- _Dataset entries_:
************

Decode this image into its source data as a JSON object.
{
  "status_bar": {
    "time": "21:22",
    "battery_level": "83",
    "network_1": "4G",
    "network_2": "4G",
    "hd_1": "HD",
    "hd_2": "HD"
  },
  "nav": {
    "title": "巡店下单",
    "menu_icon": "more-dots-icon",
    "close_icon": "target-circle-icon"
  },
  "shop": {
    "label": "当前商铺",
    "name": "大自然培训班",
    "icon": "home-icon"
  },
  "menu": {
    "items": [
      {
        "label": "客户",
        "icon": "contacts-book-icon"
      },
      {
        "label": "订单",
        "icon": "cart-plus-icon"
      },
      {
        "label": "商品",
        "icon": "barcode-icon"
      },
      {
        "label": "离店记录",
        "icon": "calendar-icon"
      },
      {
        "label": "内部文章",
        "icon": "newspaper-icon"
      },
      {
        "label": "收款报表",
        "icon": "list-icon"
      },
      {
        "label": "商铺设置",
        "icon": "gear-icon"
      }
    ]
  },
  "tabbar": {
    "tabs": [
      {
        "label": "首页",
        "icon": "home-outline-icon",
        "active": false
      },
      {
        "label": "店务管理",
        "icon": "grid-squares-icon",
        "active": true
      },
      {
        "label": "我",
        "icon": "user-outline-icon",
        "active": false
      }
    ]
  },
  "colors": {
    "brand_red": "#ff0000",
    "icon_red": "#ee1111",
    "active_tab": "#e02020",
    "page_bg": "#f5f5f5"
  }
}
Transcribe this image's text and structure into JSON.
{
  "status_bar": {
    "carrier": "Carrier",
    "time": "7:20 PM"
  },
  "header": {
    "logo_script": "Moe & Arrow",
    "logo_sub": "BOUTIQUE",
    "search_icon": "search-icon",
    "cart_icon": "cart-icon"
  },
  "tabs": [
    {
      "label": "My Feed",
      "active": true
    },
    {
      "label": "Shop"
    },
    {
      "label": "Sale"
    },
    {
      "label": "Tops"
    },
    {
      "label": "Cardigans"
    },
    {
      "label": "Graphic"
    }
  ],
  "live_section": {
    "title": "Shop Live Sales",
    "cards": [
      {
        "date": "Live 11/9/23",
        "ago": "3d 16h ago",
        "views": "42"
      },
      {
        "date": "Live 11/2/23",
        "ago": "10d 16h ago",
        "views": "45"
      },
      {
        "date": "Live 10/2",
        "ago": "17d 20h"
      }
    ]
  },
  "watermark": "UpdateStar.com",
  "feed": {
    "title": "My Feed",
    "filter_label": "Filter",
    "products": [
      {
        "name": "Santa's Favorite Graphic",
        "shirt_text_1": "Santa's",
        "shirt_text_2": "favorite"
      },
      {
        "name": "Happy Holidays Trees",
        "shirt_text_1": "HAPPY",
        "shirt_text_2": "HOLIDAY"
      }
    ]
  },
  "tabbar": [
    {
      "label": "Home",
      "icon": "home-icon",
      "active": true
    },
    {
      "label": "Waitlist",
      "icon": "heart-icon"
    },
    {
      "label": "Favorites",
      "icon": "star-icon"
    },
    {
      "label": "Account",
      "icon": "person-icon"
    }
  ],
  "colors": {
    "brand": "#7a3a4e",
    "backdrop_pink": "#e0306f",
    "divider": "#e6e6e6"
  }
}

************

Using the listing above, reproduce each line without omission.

- _Response to this task_:
Decode this image into its source data as a JSON object.
{
  "status_bar": {
    "time": "21:22",
    "battery_level": "83",
    "network_1": "4G",
    "network_2": "4G",
    "hd_1": "HD",
    "hd_2": "HD"
  },
  "nav": {
    "title": "巡店下单",
    "menu_icon": "more-dots-icon",
    "close_icon": "target-circle-icon"
  },
  "shop": {
    "label": "当前商铺",
    "name": "大自然培训班",
    "icon": "home-icon"
  },
  "menu": {
    "items": [
      {
        "label": "客户",
        "icon": "contacts-book-icon"
      },
      {
        "label": "订单",
        "icon": "cart-plus-icon"
      },
      {
        "label": "商品",
        "icon": "barcode-icon"
      },
      {
        "label": "离店记录",
        "icon": "calendar-icon"
      },
      {
        "label": "内部文章",
        "icon": "newspaper-icon"
      },
      {
        "label": "收款报表",
        "icon": "list-icon"
      },
      {
        "label": "商铺设置",
        "icon": "gear-icon"
      }
    ]
  },
  "tabbar": {
    "tabs": [
      {
        "label": "首页",
        "icon": "home-outline-icon",
        "active": false
      },
      {
        "label": "店务管理",
        "icon": "grid-squares-icon",
        "active": true
      },
      {
        "label": "我",
        "icon": "user-outline-icon",
        "active": false
      }
    ]
  },
  "colors": {
    "brand_red": "#ff0000",
    "icon_red": "#ee1111",
    "active_tab": "#e02020",
    "page_bg": "#f5f5f5"
  }
}
Transcribe this image's text and structure into JSON.
{
  "status_bar": {
    "carrier": "Carrier",
    "time": "7:20 PM"
  },
  "header": {
    "logo_script": "Moe & Arrow",
    "logo_sub": "BOUTIQUE",
    "search_icon": "search-icon",
    "cart_icon": "cart-icon"
  },
  "tabs": [
    {
      "label": "My Feed",
      "active": true
    },
    {
      "label": "Shop"
    },
    {
      "label": "Sale"
    },
    {
      "label": "Tops"
    },
    {
      "label": "Cardigans"
    },
    {
      "label": "Graphic"
    }
  ],
  "live_section": {
    "title": "Shop Live Sales",
    "cards": [
      {
        "date": "Live 11/9/23",
        "ago": "3d 16h ago",
        "views": "42"
      },
      {
        "date": "Live 11/2/23",
        "ago": "10d 16h ago",
        "views": "45"
      },
      {
        "date": "Live 10/2",
        "ago": "17d 20h"
      }
    ]
  },
  "watermark": "UpdateStar.com",
  "feed": {
    "title": "My Feed",
    "filter_label": "Filter",
    "products": [
      {
        "name": "Santa's Favorite Graphic",
        "shirt_text_1": "Santa's",
        "shirt_text_2": "favorite"
      },
      {
        "name": "Happy Holidays Trees",
        "shirt_text_1": "HAPPY",
        "shirt_text_2": "HOLIDAY"
      }
    ]
  },
  "tabbar": [
    {
      "label": "Home",
      "icon": "home-icon",
      "active": true
    },
    {
      "label": "Waitlist",
      "icon": "heart-icon"
    },
    {
      "label": "Favorites",
      "icon": "star-icon"
    },
    {
      "label": "Account",
      "icon": "person-icon"
    }
  ],
  "colors": {
    "brand": "#7a3a4e",
    "backdrop_pink": "#e0306f",
    "divider": "#e6e6e6"
  }
}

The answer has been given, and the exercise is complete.